** Opening Task material block **

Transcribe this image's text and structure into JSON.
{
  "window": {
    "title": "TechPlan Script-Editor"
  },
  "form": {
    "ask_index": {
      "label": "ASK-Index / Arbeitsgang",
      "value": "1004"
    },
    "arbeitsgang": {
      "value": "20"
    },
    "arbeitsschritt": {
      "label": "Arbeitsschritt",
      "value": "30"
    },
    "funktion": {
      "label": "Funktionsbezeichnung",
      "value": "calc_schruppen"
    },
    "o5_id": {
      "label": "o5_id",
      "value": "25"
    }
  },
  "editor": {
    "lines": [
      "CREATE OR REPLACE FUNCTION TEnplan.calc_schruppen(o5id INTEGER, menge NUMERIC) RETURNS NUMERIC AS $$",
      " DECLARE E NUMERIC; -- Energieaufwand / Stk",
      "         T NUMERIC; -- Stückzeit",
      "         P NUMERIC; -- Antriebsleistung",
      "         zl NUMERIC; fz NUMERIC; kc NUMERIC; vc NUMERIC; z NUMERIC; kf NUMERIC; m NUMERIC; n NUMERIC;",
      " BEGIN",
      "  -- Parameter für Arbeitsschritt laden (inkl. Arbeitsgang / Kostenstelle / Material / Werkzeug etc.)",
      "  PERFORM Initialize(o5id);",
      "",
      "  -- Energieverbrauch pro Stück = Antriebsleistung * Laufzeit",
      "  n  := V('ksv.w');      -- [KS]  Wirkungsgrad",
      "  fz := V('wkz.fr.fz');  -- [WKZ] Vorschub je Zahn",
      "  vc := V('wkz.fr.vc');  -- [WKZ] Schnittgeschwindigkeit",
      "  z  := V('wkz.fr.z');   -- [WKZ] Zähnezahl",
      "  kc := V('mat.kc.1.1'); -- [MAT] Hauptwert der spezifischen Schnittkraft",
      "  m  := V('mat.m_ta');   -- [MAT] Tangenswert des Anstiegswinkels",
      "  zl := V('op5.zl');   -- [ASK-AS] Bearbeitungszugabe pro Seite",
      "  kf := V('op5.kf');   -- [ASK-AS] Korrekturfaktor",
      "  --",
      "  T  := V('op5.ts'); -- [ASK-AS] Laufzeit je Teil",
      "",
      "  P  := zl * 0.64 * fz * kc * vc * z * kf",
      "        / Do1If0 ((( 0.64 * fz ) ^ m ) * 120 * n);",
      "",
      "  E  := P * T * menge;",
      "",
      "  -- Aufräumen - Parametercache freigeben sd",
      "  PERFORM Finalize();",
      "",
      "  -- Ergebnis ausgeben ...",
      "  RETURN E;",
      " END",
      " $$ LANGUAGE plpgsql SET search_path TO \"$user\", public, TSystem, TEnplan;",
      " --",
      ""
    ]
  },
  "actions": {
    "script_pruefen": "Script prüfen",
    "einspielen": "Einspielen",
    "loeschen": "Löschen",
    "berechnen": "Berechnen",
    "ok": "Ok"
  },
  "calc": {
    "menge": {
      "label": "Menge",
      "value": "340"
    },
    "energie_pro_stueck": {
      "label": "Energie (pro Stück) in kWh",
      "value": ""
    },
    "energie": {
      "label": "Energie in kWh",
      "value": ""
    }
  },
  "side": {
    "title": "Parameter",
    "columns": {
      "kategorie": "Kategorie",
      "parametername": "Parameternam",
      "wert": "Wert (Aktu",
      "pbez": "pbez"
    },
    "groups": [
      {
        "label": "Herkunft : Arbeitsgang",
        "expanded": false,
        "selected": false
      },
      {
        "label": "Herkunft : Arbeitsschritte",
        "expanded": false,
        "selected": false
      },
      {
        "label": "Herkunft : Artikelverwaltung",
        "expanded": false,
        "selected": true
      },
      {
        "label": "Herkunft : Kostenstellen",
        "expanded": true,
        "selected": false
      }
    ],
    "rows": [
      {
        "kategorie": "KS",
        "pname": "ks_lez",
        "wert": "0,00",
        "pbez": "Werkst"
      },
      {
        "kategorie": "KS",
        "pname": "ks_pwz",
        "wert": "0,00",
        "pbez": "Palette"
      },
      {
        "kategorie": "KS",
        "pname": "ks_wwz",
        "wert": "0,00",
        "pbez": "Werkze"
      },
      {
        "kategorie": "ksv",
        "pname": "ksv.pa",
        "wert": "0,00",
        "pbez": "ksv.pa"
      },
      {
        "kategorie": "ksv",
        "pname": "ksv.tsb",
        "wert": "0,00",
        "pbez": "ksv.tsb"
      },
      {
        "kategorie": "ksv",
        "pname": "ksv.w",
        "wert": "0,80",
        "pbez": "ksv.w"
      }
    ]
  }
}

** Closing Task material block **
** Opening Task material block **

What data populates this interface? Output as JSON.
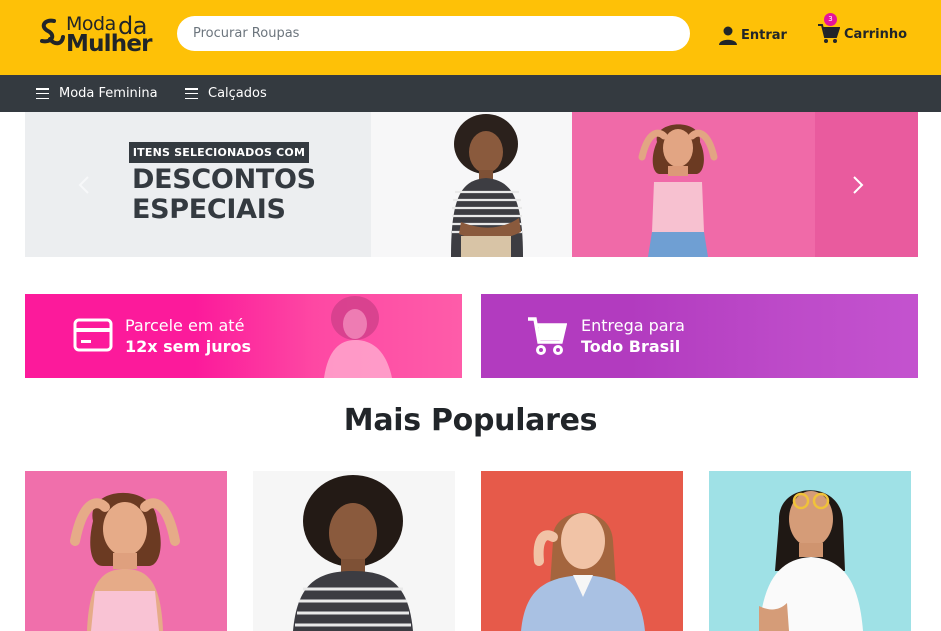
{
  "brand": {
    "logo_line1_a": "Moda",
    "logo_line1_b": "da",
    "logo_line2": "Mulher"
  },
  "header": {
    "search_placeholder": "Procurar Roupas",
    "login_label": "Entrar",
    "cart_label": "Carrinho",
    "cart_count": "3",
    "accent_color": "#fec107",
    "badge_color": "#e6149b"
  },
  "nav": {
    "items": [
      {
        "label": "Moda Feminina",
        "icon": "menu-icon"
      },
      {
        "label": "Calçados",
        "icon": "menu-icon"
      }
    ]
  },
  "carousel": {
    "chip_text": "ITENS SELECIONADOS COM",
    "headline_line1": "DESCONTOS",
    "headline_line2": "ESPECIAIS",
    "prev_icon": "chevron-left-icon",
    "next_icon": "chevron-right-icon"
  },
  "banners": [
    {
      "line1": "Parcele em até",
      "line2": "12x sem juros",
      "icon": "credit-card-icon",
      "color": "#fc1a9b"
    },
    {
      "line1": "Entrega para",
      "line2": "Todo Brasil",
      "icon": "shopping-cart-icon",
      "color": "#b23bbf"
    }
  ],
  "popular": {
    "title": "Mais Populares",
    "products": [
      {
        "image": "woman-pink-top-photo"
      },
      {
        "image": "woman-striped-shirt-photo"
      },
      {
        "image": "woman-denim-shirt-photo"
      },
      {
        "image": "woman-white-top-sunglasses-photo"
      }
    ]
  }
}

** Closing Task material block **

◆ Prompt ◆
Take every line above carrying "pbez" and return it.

◆ Answer for this exercise ◆
      "pbez": "pbez"
        "pbez": "Werkst"
        "pbez": "Palette"
        "pbez": "Werkze"
        "pbez": "ksv.pa"
        "pbez": "ksv.tsb"
        "pbez": "ksv.w"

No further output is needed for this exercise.